"I can only say to people it wasn't intended to be offensive. I was seeking to express the fact that I was concerned about what happened.
"It was intended simply to say that it was a random matter and I perhaps expressed it injudiciously."
He appeared before the inquiry to answer questions about the government's actions, including decisions on financial assistance for those affected by the contaminated blood incident.
The public inquiry into the scandal, chaired by former judge Sir Brian Langstaff, started taking evidence in April 2019 with hearings in Belfast, Leeds, Cardiff, Edinburgh and London. It is expected to publish its final report in mid-2023.
Questions have been asked about what the government knew about the risks of the blood treatments, and whether patients were given sufficient warning.
'Worst treatment disaster'
It has been called the biggest treatment disaster in NHS history and was the result of a new treatment intended to make lives better.
Factor VIII was a therapy designed to help blood clot. It was imported from the United States where it was distilled from the pooled blood of thousands of individuals, including prisoners, who were often paid to donate.

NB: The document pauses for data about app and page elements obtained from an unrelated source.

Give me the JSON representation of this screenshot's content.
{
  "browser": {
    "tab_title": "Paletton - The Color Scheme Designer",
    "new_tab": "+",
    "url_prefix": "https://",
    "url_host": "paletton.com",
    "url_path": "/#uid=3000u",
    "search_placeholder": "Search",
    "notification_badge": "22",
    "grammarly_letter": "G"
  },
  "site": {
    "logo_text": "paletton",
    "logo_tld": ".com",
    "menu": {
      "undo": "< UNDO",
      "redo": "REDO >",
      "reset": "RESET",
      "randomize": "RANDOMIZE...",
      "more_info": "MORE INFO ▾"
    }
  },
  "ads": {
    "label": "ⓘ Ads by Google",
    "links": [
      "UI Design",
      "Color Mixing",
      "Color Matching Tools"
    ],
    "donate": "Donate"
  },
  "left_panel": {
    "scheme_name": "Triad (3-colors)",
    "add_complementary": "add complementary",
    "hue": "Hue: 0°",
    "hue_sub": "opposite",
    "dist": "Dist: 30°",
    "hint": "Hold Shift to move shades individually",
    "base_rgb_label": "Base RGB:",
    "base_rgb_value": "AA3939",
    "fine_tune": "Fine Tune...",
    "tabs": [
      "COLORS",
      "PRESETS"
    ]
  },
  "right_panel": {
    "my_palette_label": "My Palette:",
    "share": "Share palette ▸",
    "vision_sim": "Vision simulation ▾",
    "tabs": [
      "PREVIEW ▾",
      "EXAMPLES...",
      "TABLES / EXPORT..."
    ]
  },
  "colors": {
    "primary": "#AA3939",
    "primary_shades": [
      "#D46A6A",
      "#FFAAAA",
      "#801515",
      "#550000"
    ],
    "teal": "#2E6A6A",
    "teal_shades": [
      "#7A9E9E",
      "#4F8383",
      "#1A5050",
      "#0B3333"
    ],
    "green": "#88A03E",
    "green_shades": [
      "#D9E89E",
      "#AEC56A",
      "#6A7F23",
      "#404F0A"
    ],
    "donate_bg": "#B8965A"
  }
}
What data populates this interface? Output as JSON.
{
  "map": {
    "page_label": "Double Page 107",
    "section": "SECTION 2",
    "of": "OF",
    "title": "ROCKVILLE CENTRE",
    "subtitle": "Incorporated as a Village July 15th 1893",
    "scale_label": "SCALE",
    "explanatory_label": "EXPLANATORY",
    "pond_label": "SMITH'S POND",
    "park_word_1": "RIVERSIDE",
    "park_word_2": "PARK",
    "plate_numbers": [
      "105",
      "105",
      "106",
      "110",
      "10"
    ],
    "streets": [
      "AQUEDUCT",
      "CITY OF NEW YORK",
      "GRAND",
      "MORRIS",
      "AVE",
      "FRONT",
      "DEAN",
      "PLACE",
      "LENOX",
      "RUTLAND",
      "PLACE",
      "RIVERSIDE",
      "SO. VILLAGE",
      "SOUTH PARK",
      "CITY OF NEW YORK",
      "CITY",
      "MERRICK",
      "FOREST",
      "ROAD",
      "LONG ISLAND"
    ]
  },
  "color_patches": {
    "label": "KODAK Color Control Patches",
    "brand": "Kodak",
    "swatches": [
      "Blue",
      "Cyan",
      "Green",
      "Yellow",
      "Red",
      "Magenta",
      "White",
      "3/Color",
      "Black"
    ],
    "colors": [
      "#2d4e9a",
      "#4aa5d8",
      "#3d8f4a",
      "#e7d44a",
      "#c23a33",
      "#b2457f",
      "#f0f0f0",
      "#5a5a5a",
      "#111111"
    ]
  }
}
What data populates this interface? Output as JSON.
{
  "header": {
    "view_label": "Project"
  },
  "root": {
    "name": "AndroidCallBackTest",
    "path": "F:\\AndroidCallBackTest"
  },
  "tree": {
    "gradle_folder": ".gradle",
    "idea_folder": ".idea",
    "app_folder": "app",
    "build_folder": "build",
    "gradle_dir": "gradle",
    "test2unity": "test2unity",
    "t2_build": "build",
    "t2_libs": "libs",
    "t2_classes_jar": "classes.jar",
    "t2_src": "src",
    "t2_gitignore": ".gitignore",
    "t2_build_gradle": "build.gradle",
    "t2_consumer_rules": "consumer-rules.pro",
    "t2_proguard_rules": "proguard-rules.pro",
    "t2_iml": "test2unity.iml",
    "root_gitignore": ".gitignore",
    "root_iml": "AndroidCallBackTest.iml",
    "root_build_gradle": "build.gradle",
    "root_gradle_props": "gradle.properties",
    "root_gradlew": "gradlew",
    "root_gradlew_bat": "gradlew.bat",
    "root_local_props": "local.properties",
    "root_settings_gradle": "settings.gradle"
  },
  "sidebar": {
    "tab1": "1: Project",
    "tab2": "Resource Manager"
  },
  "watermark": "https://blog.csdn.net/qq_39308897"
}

People with haemophilia, including many young children, were infected, along with others who were given blood transfusions after surgery.
Dame Anita Roddick, the founder of the Body Shop chain and human rights activist, contracted hepatitis C in 1971 after being given blood during childbirth. She died in 2007 of a brain haemorrhage linked to the disease.
Campaigners say those infected decades ago are now dying at the rate of one every four days as a result.
The UK-wide inquiry was launched after years of campaigning by victims, who claim the risks were never explained and that the scandal was covered up.
Sir John Major did not hold a position in government in the 1970s or early 1980s when most of those infected were treated with contaminated blood products.
But he did hold senior positions, including as Chancellor and PM, when financial support for the families affected were being discussed in the late 80s and early 90s.
Des Collins from Collins Solicitors, which represents some of the people affected by the contaminated blood scandal, said: "Apart from his 'bad luck' gaffe, Sir John was actually not without sympathy for victims this morning. Yet his evidence was as measured as you would expect."